There are many exciting moments thankfully! And at the same time, tours tend to blur together because it’s a lot of the same thing over and over. The euro tour with Baroness was memorable because we were with friends and had fun together and we hadn’t hit Europe very hard yet (it was before we wrote Static Tensions). The Mastodon US tour was massive and overall pretty great (except the long, very long drives!). It was epic to watch them perform ‘Crack the Sky’ every night. Plus a good friend of ours was playing keyboards for them on that tour. Derek used to play in the band Cream Abdul Babar whom we did a split LP/CD with back in 2003. We’ve toured with High on Fire twice and really enjoy them as a band and as people. I also like touring with bands outside our genre like Clutch, for instance. We toured with them in Europe and I instantly became a fan and friends with those guys. I am thankful to tour with so many bands that I actually like to listen to AND hang out with. It can be like summer camp sometimes (good weather helps a lot)- where you meet new and interesting people and then after 4 weeks, it’s all over and you go away with new friendships and missing your new friends! It was certainly like that when we toured with Converge last summer because we shared a bus together. We had a great times with them and played some KILLER festivals. I think that maybe the European
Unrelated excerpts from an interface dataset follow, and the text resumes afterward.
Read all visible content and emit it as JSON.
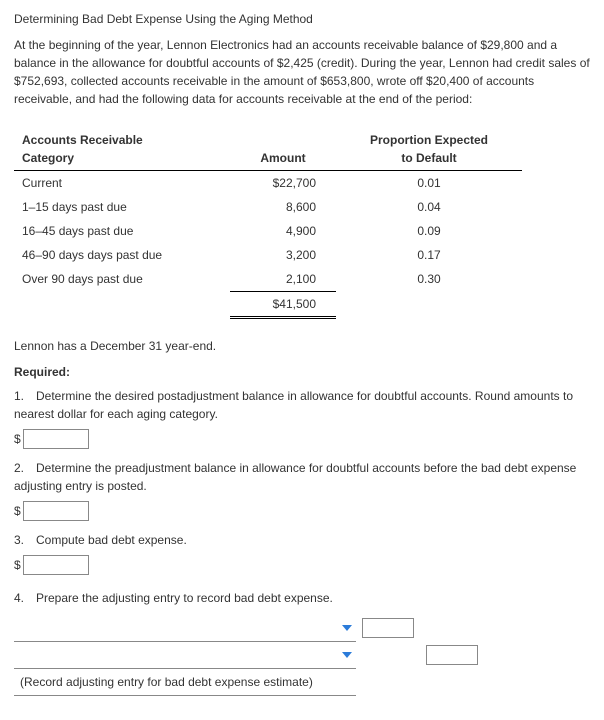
{
  "title": "Determining Bad Debt Expense Using the Aging Method",
  "intro": "At the beginning of the year, Lennon Electronics had an accounts receivable balance of $29,800 and a balance in the allowance for doubtful accounts of $2,425 (credit). During the year, Lennon had credit sales of $752,693, collected accounts receivable in the amount of $653,800, wrote off $20,400 of accounts receivable, and had the following data for accounts receivable at the end of the period:",
  "table": {
    "headers": {
      "cat1": "Accounts Receivable",
      "cat2": "Category",
      "amt": "Amount",
      "prop1": "Proportion Expected",
      "prop2": "to Default"
    },
    "rows": [
      {
        "cat": "Current",
        "amt": "$22,700",
        "prop": "0.01"
      },
      {
        "cat": "1–15 days past due",
        "amt": "8,600",
        "prop": "0.04"
      },
      {
        "cat": "16–45 days past due",
        "amt": "4,900",
        "prop": "0.09"
      },
      {
        "cat": "46–90 days days past due",
        "amt": "3,200",
        "prop": "0.17"
      },
      {
        "cat": "Over 90 days past due",
        "amt": "2,100",
        "prop": "0.30"
      }
    ],
    "total": "$41,500"
  },
  "yearend": "Lennon has a December 31 year-end.",
  "required_label": "Required:",
  "q1": "1. Determine the desired postadjustment balance in allowance for doubtful accounts. Round amounts to nearest dollar for each aging category.",
  "q2": "2. Determine the preadjustment balance in allowance for doubtful accounts before the bad debt expense adjusting entry is posted.",
  "q3": "3. Compute bad debt expense.",
  "q4": "4. Prepare the adjusting entry to record bad debt expense.",
  "je_desc": "(Record adjusting entry for bad debt expense estimate)",
  "dollar": "$"
}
festivals are my biggest tour highlights. Of course, it’s not ALL dandy or fun and games. It’s hard physically and mentally to do what we do. It’s the very opposite of a normal life. The best thing to have on tour is a good attitude and plenty of rest. Unfortunately, proper nutrition and rest can be hard to come by so attitude is EVERYTHING!
How has playing the new songs been? What’s your favorite song you like to play on stage?
We’ve only played a few new songs live thus far so I’m looking forward to playing more of them. My personal favorites to play are: Unknown Awareness,
Scapegoat, Running Red, Perception, and Hollow Severer. I’m just getting the feel for the new songs live – they generally take some time to really “sink
in” and feel totally comfortable. I’m sure that some of the new songs will become my favorite ones to play live.
You cite Kyuss as one of you major influence. What do you think about their reformation without Josh Homme as "Kyuss Lives". Do you expect to tour with them?
Yes, Kyuss is an influence – not sure how “major” – but Josh’s guitar playing is just huge. He is so smooth. Reforming without him seems very strange to me as he’s my favorite part about that band. He’s the one I want to see and hear! But, it could be cool. I would go to the show.
Any last words to our readers?
Thanks and hope to see you soon! Check out Kylesa.com for updates, links, etc!